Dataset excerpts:
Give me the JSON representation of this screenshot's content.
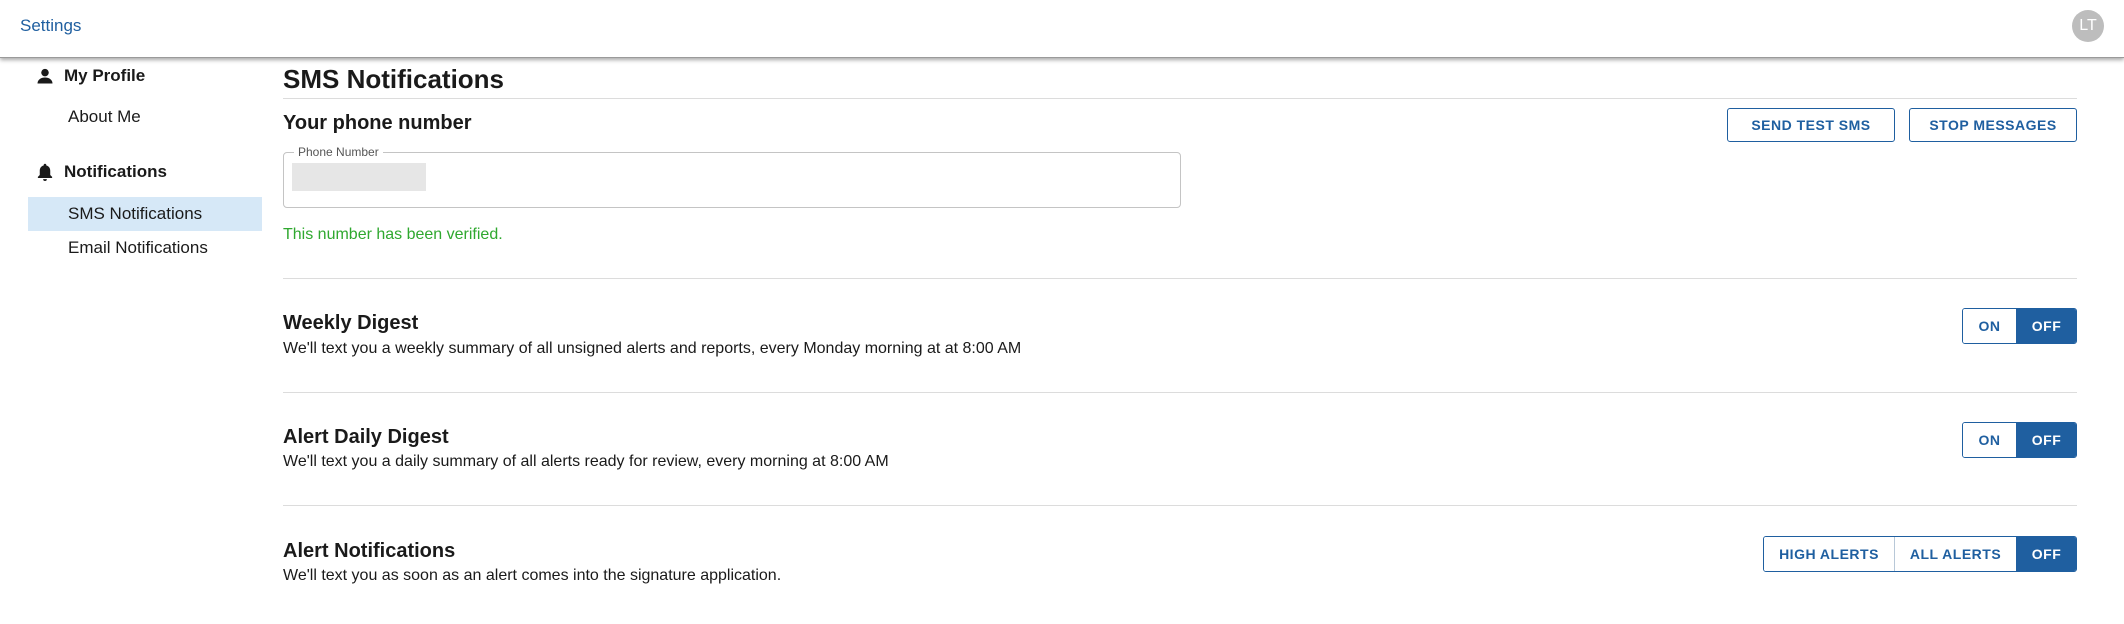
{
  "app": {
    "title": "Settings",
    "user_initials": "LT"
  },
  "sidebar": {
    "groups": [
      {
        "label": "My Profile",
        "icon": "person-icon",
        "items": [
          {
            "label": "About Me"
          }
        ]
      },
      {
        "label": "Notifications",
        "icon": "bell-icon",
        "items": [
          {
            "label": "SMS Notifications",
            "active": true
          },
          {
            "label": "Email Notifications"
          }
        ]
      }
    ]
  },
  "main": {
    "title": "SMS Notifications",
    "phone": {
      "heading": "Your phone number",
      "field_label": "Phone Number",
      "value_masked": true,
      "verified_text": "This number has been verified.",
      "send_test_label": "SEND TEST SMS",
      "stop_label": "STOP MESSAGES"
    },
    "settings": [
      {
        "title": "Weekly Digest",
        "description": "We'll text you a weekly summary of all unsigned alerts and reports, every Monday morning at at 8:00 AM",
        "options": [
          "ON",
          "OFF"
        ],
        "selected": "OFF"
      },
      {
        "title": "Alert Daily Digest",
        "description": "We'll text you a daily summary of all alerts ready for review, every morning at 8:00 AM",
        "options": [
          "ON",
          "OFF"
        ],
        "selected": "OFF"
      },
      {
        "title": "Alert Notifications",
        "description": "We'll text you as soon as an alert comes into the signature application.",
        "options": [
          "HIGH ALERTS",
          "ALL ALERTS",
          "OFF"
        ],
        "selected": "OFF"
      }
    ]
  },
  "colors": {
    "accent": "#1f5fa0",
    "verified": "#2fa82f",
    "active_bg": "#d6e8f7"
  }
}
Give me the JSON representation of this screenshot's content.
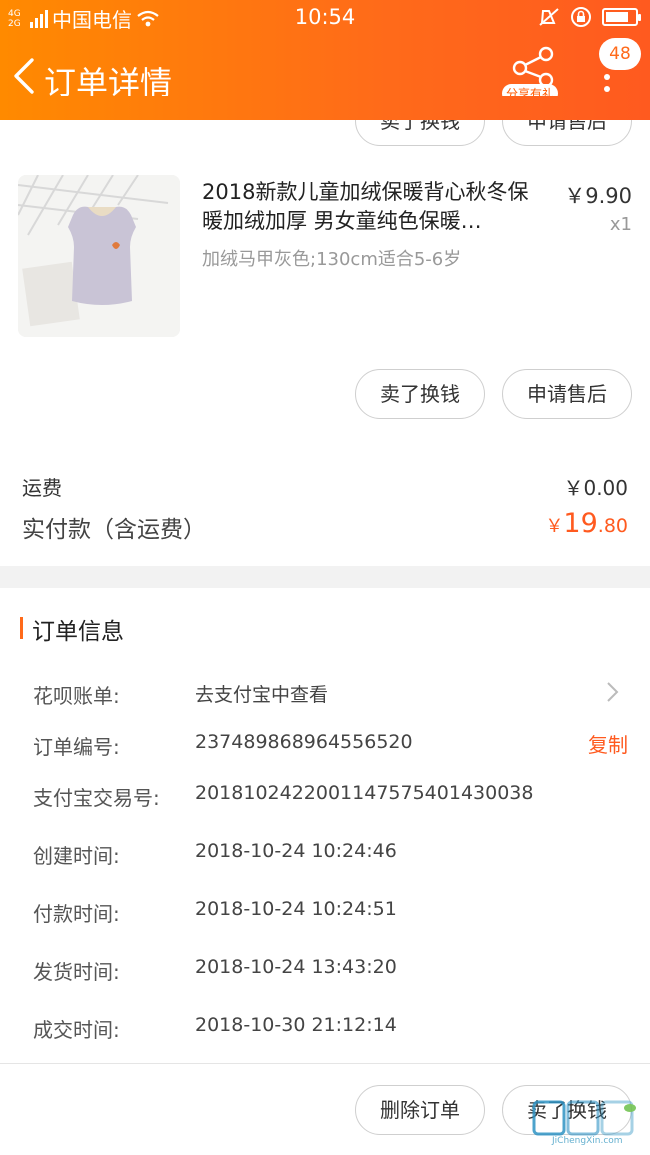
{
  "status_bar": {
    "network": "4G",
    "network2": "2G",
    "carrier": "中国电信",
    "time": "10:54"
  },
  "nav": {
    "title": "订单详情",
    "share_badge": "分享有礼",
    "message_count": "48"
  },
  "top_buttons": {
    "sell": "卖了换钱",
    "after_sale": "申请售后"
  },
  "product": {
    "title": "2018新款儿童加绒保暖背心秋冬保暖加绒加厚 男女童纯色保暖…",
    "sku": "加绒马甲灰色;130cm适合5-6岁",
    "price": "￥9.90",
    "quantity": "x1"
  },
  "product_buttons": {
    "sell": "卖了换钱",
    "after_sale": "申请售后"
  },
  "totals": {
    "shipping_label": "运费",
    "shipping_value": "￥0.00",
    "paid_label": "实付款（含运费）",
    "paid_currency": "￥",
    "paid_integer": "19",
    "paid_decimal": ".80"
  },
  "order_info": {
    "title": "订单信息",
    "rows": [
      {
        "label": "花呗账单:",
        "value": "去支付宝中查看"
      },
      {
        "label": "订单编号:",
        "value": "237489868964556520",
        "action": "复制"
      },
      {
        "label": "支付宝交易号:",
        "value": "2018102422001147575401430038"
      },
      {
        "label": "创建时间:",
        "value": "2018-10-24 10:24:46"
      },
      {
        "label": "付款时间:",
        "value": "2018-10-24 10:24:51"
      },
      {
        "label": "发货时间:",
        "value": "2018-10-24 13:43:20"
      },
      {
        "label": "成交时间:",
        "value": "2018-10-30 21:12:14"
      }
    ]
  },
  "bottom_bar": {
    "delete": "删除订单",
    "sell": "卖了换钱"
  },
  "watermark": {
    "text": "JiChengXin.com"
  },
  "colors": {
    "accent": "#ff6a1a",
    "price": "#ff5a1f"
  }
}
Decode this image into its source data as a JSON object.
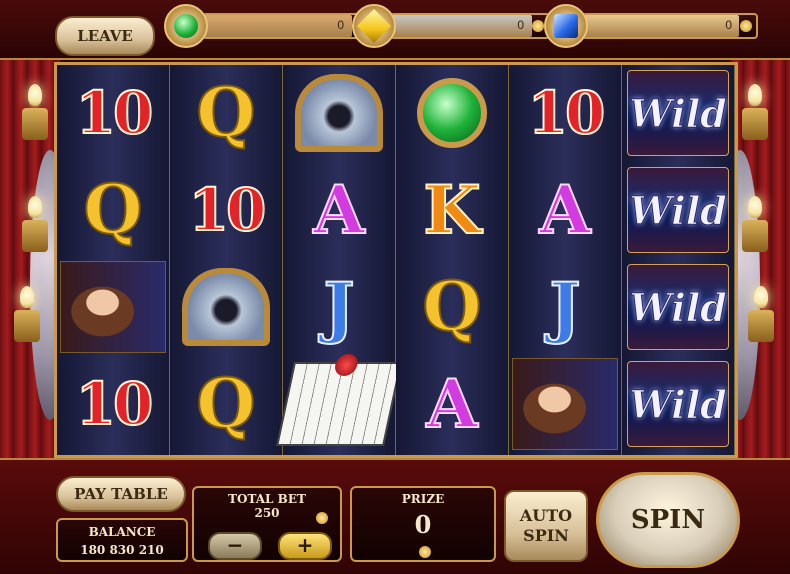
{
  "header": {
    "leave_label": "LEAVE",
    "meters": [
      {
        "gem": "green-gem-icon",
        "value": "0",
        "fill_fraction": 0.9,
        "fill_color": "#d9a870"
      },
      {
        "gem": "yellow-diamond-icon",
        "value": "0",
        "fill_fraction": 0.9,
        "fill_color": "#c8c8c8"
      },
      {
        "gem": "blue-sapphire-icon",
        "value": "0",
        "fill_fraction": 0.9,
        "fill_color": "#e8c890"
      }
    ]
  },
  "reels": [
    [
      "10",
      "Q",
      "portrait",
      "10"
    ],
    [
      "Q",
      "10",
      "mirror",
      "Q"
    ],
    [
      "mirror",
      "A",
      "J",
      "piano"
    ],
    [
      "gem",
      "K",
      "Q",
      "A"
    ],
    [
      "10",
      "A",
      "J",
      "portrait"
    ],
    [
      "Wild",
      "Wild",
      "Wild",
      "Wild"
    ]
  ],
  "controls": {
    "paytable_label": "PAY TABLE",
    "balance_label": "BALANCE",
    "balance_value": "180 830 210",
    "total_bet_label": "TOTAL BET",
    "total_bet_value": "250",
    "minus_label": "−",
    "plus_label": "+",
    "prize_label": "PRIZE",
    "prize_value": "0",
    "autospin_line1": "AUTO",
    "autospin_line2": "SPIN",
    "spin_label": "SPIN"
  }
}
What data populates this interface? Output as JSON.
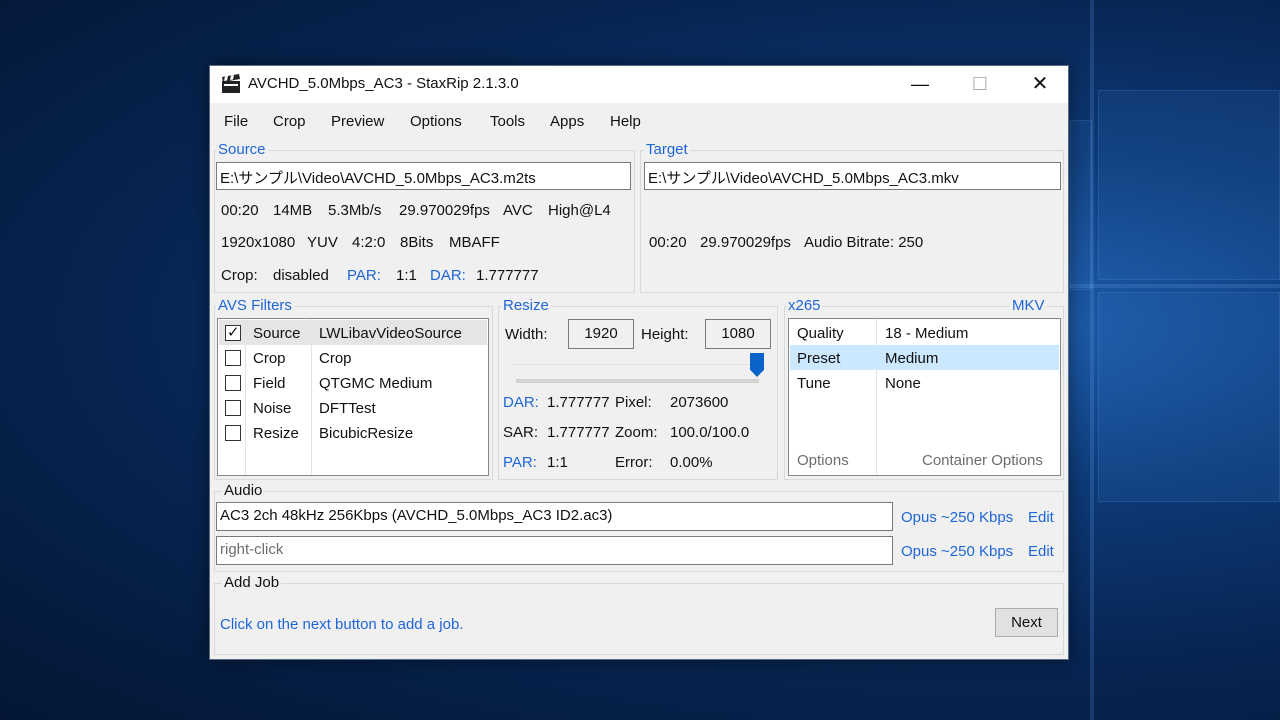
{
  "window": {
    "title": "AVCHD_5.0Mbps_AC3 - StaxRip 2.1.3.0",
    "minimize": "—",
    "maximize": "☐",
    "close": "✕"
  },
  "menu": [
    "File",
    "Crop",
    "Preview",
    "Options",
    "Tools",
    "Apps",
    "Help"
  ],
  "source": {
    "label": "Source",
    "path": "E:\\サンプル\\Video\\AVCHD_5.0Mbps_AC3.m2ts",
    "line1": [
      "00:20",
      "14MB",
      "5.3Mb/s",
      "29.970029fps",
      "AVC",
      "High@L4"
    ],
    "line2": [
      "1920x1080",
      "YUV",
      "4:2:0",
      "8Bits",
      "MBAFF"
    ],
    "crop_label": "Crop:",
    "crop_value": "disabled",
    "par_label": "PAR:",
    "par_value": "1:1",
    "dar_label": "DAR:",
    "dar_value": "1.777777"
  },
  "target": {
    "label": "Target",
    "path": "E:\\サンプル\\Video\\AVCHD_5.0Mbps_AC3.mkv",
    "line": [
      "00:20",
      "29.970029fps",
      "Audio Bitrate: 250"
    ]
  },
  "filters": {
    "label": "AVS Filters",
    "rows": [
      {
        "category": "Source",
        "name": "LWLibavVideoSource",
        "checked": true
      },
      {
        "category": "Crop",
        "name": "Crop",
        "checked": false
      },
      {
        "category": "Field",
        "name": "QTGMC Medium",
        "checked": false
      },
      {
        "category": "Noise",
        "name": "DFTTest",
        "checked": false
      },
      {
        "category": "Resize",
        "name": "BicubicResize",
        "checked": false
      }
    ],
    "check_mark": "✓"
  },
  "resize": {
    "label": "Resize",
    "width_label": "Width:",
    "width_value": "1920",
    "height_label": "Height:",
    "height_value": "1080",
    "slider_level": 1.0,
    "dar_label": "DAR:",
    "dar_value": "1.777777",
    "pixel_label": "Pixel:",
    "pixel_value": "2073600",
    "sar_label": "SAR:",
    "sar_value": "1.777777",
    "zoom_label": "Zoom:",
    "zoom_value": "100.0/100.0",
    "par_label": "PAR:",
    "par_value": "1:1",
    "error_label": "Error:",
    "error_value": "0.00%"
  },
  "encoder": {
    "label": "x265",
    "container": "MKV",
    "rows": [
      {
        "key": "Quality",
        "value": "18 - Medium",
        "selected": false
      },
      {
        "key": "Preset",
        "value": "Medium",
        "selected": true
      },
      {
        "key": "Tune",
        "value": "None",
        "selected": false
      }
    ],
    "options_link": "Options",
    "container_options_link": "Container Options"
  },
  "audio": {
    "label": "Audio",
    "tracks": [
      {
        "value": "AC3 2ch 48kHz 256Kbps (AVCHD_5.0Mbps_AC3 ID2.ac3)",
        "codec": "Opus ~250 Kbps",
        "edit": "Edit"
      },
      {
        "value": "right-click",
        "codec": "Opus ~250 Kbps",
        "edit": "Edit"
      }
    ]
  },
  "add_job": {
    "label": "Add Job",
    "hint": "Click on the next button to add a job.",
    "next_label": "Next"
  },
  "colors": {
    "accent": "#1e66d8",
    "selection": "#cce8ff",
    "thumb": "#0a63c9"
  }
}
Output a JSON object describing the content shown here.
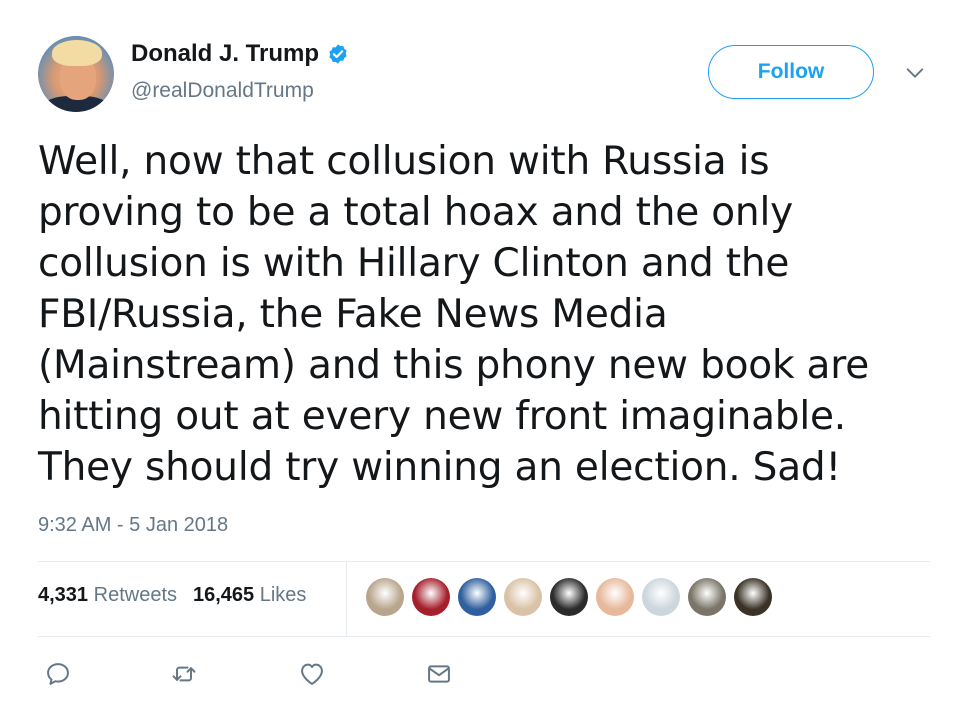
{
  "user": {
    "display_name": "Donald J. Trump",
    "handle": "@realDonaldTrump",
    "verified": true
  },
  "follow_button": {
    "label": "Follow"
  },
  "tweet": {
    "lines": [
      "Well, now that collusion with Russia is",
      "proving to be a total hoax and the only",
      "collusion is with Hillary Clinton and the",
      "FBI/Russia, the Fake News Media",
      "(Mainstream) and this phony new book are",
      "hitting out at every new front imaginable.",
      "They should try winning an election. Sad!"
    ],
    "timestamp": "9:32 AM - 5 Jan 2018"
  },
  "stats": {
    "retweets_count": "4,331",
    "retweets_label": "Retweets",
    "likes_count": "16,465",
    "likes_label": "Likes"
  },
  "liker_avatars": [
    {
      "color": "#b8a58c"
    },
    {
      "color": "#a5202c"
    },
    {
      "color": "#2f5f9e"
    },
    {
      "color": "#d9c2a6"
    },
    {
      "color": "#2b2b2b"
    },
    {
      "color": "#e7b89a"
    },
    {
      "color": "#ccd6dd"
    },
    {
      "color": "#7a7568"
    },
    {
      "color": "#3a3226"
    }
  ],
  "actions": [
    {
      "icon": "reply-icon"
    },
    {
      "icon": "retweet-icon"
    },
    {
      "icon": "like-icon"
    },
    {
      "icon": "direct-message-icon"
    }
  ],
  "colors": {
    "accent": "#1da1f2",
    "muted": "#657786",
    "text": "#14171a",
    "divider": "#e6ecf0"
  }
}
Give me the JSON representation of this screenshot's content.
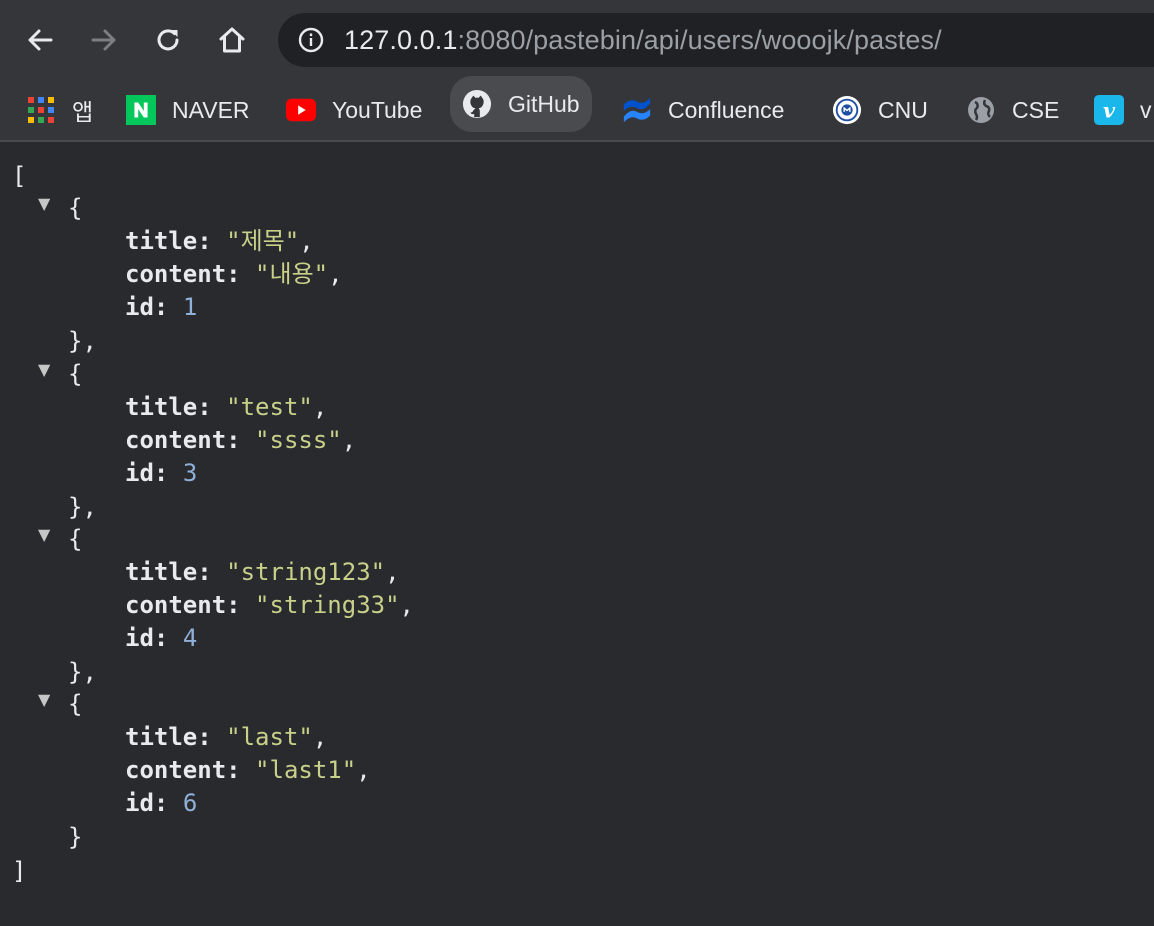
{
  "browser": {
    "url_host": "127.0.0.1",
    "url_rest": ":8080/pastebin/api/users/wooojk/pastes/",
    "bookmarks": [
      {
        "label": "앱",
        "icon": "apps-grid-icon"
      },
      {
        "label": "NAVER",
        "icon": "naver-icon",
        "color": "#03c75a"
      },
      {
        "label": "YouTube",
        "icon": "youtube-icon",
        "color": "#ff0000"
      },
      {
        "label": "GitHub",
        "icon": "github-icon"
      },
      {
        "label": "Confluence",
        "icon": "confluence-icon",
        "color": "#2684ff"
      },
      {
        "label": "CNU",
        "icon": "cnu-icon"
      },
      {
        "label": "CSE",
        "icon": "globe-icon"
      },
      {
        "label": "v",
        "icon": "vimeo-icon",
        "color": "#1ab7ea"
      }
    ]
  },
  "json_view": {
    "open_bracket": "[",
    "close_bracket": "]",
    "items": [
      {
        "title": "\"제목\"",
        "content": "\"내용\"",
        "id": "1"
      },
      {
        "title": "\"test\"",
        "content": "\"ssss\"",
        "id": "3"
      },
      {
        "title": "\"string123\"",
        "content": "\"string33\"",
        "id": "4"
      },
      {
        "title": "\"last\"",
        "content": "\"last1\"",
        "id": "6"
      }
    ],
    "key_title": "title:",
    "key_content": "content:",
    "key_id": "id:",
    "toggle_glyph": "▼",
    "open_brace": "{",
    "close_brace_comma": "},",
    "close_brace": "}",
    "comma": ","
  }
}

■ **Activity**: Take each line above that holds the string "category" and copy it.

■ **Exercise response**:
        "category": "Source",
        "category": "Crop",
        "category": "Field",
        "category": "Noise",
        "category": "Resize",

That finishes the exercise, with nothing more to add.